Instructor notes and visual aids

Flight by sole reference of the instruments (narrative) INTRODUCTION In an emergency situation, or inadvertent flight into IMC or marginal VMC, the ability to control maneuver the airplane solely by reference to flight instruments could save the pilots life. Unless a pilot moves on to instrument training, this typically does not get practiced after practical exam. MOTIVATION In the event that you accidentally find yourself in a cloud (because of an emergency, or because you accidentally flew into one that you don't see at night, you will be able to stay calm, and know what to do. DEVELOPMENT Explain that none of the following is intended to scare the student, but rather to prepare and show importance of preflight planning Accident stats: weather cited more frequently than any other in GA accidents Weather involved accidents are more likely to result in fatal injuries Low ceilings, rain & fog head list in weather related GA accidents Pilots involvement is usually Inadequate preflight preparation / planning (often no WX briefing) Continued VFR flight into IMC Attempted operation beyond pilots experience / ability Logical to assume that if an adequate preflight briefing & planning had occurred, the rate of WX related accidents would decrease Be conservative in judging your capabilities If inadvertently caught in poor weather, the VFR pilot should Maintain control of the plane Contact FAA facility by radio, and follow their instructions Remain calm, and comply 180 may be best action Senses during Instrument Flight Only way to control a plane in low-visibility is by using & trusting the instruments Orientation senses not designed to cope w/obscured visual reference (clouds, fog, haze), unless visual reference is transferred to flight instruments No problem w/attitude ctrl with visual sense w/ref points (ground, horizon). Visual sense overrides other senses. When visual refs obscured, trouble develops for pilots who lack training, experience, proficiency in instrument flight Vestibular sense (motion sensing by inner ear) cannot detect slight attitude changes, or accurately sense attitude changes at uniform rate over time False sensations lead pilot to believe attitude has changed when it has not Spatial Disorientation When disoriented pilot recovers from turn, bank, climb, descent, there is a very strong illusion that plane has entered a T,B,C,D in opposite direction -> Graveyard Spiral All pilots must be aware of these illusions - we will experience these sensations under controlled cond Attitude Control by reference to all instruments, but AI is primary (Its your World) Relax Grip - learn to control with eyes & brain (takes considerable conscious effort) When aware of tenseness - Control pressure should be released. When trimmed, plane is inherently stable and will maintain S&L flight if left alone (except in turb) No attitude change unless instruments show need. Then immediate small corrections.
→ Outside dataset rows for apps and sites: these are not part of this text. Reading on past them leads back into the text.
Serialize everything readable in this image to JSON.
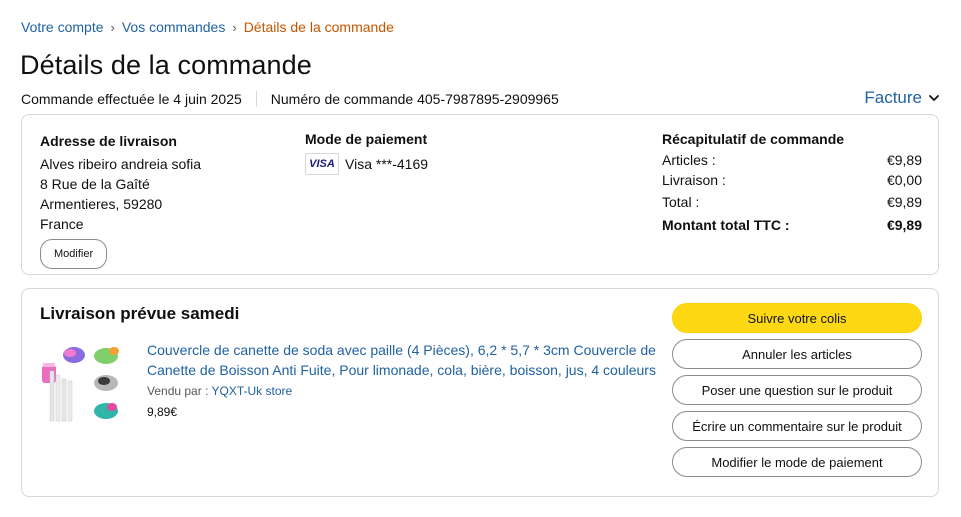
{
  "breadcrumb": {
    "items": [
      "Votre compte",
      "Vos commandes"
    ],
    "current": "Détails de la commande",
    "separator": "›"
  },
  "page": {
    "title": "Détails de la commande"
  },
  "order": {
    "placed": "Commande effectuée le 4 juin 2025",
    "number": "Numéro de commande 405-7987895-2909965"
  },
  "invoice": {
    "label": "Facture"
  },
  "shipping": {
    "title": "Adresse de livraison",
    "lines": [
      "Alves ribeiro andreia sofia",
      "8 Rue de la Gaîté",
      "Armentieres, 59280",
      "France"
    ],
    "edit_label": "Modifier"
  },
  "payment": {
    "title": "Mode de paiement",
    "card_brand": "VISA",
    "card_text": "Visa ***-4169"
  },
  "summary": {
    "title": "Récapitulatif de commande",
    "rows": [
      {
        "label": "Articles :",
        "value": "€9,89"
      },
      {
        "label": "Livraison :",
        "value": "€0,00"
      },
      {
        "label": "Total :",
        "value": "€9,89"
      },
      {
        "label": "Montant total TTC :",
        "value": "€9,89"
      }
    ]
  },
  "delivery": {
    "title": "Livraison prévue samedi",
    "product_title": "Couvercle de canette de soda avec paille (4 Pièces), 6,2 * 5,7 * 3cm Couvercle de Canette de Boisson Anti Fuite, Pour limonade, cola, bière, boisson, jus, 4 couleurs",
    "seller_label": "Vendu par",
    "seller_name": ": YQXT-Uk store",
    "price": "9,89€"
  },
  "actions": {
    "track": "Suivre votre colis",
    "cancel": "Annuler les articles",
    "question": "Poser une question sur le produit",
    "review": "Écrire un commentaire sur le produit",
    "change_payment": "Modifier le mode de paiement"
  },
  "colors": {
    "link": "#2162a1",
    "breadcrumb_current": "#C45500",
    "primary_button": "#FFD814",
    "border": "#D5D9D9"
  },
  "icons": {
    "invoice_chevron": "chevron-down-icon",
    "card": "visa-card-icon",
    "product": "product-thumbnail"
  }
}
Explain Instrument crosscheck (scan), instrument interpretation, and aircraft control. Keep up the scan - avoid fixation, omission & emphasis Hub & spoke - AI is center of scan AI is window to horizon through clouds. Put the plane in the AI where you want it w/r to horizon Interpret the what the instrument say. Make immediate small corrections Break tasks (tuning radios) into small parts to maintain scan